The plan for UnCollege so far is to charge participants $100 per month to gain access to the Web site and a network of mentors that Mr. Stephens is pulling together. Everything will be self-directed—unstudents will decide what “assignments” they should complete and then evaluate how well they think they’ve done. Participants are encouraged to post their projects and self-evaluations online to form their “experience transcript.”
Unstudents also largely decide for themselves when they’ve graduated, though the site does specify that participants should complete “at least 15 projects divided into three learning domains.”
Does Mr. Stephens worry that employers would fail to take seriously the nontraditional transcripts? “It’s true that degrees open doors currently,” he said, adding, “I would like to see that change.”
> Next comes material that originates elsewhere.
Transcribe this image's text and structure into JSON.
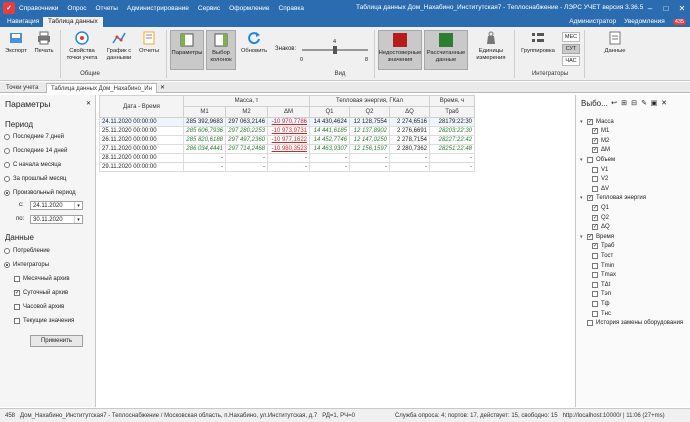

He allowed that the approach may not work for some fields. “I’m not going to recommend if you want to become a doctor to skip out on medical school,” he said. But for many jobs (he named law among them), students who pass necessary certifications should be able to practice without a formal college degree, he said.
Hillel Levine, a professor of sociology and religion at Boston University, says he was impressed with Mr. Stephens’s energy when he met him after a recent speech the professor gave, though he questions the student’s model. “The problem is real, but I’m not sure he’s come up with the solution” is how Mr. Levine put it. “Experiential things are important,” he said, and he thinks colleges should do a better job of offering real-world opportunities within a structured learning environment. He added, though, that there is a need for people to learn basic skills and gain a liberal-arts education that teaches “how to be a decent person, how to be moral.”
The biggest irony of the student’s project is that it rails against institutional education by setting up a new kind of educational institution. When asked about that, Mr. Stephens admitted that true unstudents could do without his site as well: “Individuals that are motivated to do it themselves definitely don’t need UnCollege.”